The Mental Health Media Grants or Pūtea Pāpāho are awarded to people passionate about reducing discrimination against, and increasing social inclusion towards, New Zealanders with mental distress or illness.
Previous winning projects have been successful in challenging people’s perceptions of the experience of mental distress and the journey to recovery by producing emotive and thought-provoking current affairs packages, plays, music, art exhibitions, magazine articles, documentaries and more.
Each Media Grant offers up to $10,000 NZD, as well as a fellowship and project guidance from the Mental Health Foundation on behalf of Like Minds, Like Mine.
The Pūtea Pāpāho/Mental Health Media Grants are closed for 2020.
For any questions, please email:
Actor Rob Mokaraka wishes he’d spoken to somebody earlier about the way he’d been feeling.
Yvonne O’Hara was late coming to journalism, but fast catching up. “I had always wanted to be a journalist but only started training at what was then Wellington Polytechnic when I was 35,” she says.
2015 media grant fellow Rachel Ross was 22 when she became aware she was experiencing anxiety and panic disorder, and had unknowingly been living with it for many years.
When Mike Wesley-Smith left his career in law five years ago for a new future in journalism, he wasn’t sure where that road would lead him.
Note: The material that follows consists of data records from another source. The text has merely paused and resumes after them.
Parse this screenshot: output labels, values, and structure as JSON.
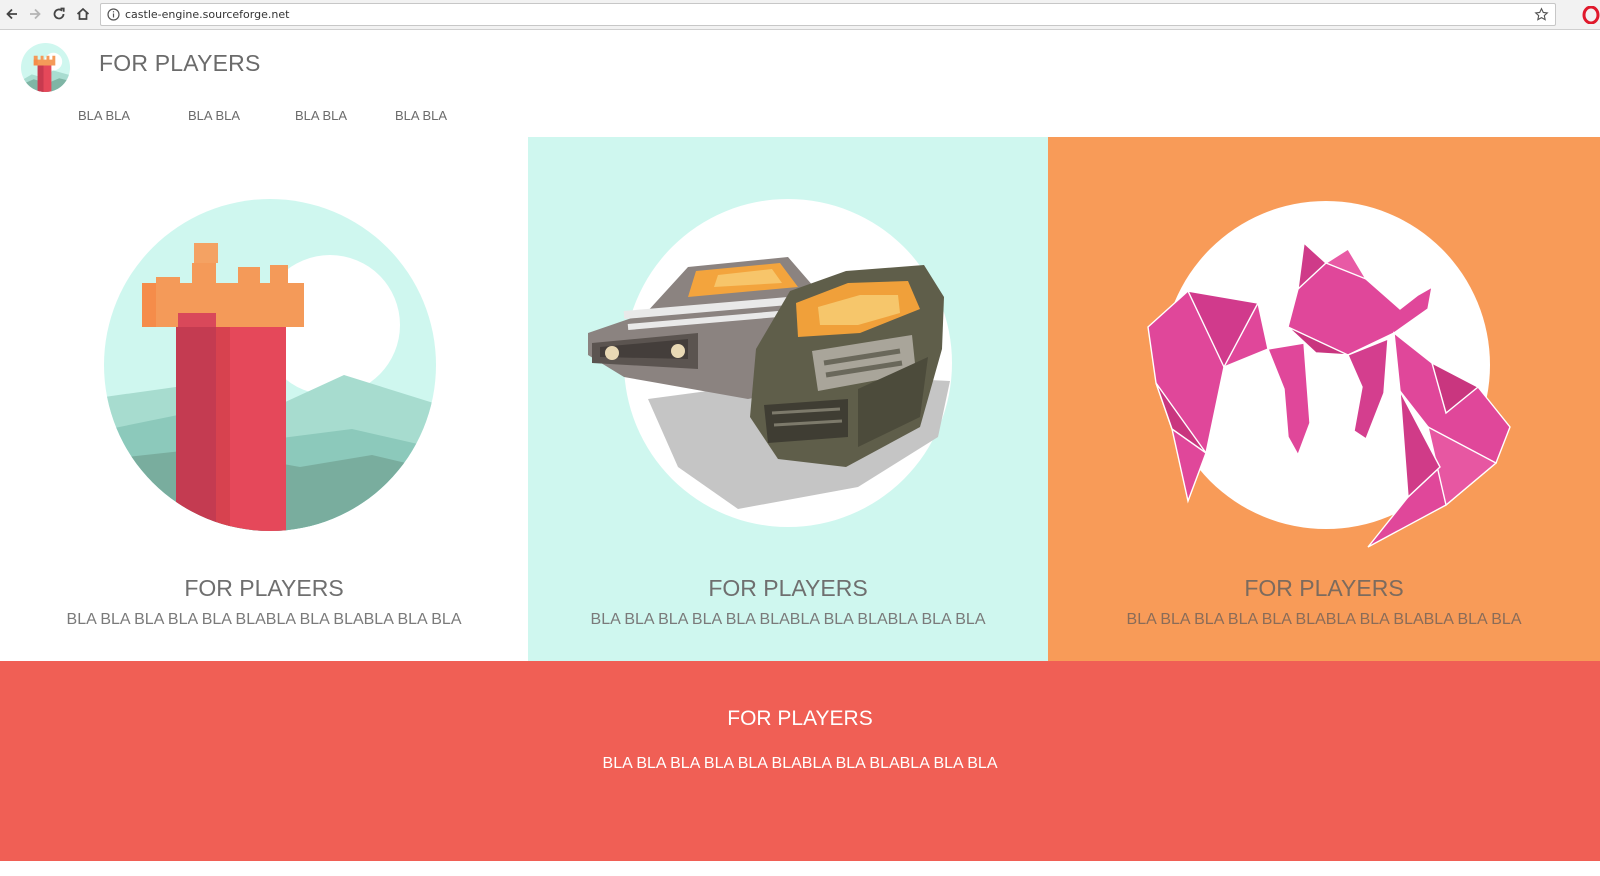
{
  "browser": {
    "url": "castle-engine.sourceforge.net",
    "icons": {
      "back": "back-arrow-icon",
      "forward": "forward-arrow-icon",
      "reload": "reload-icon",
      "home": "home-icon",
      "info": "info-icon",
      "bookmark": "star-icon",
      "browser": "opera-icon"
    }
  },
  "header": {
    "title": "FOR PLAYERS",
    "logo": "castle-tower-logo",
    "nav": [
      {
        "label": "BLA BLA"
      },
      {
        "label": "BLA BLA"
      },
      {
        "label": "BLA BLA"
      },
      {
        "label": "BLA BLA"
      }
    ]
  },
  "panels": [
    {
      "art": "castle-tower-illustration",
      "title": "FOR PLAYERS",
      "text": "BLA BLA BLA BLA BLA BLABLA BLA BLABLA BLA BLA",
      "background": "#ffffff"
    },
    {
      "art": "wrecked-cars-illustration",
      "title": "FOR PLAYERS",
      "text": "BLA BLA BLA BLA BLA BLABLA BLA BLABLA BLA BLA",
      "background": "#cff7ef"
    },
    {
      "art": "pink-origami-creature-illustration",
      "title": "FOR PLAYERS",
      "text": "BLA BLA BLA BLA BLA BLABLA BLA BLABLA BLA BLA",
      "background": "#f89b58"
    }
  ],
  "footer": {
    "title": "FOR PLAYERS",
    "text": "BLA BLA BLA BLA BLA BLABLA BLA BLABLA BLA BLA",
    "background": "#f05f55"
  }
}
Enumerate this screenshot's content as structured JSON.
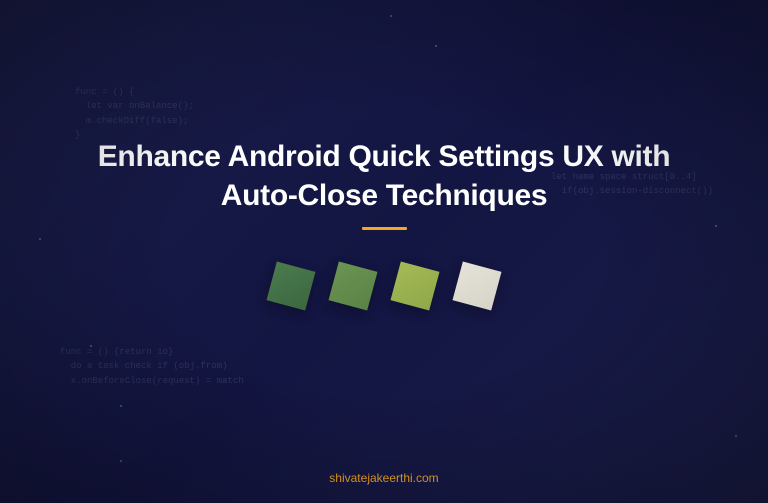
{
  "title": "Enhance Android Quick Settings UX with Auto-Close Techniques",
  "footer_text": "shivatejakeerthi.com",
  "accent_color": "#f5a623",
  "tiles": [
    "#4a7c4e",
    "#6b9553",
    "#a5b956",
    "#e5e3d8"
  ]
}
Having the courage to speak out is the way that issues can become resolved.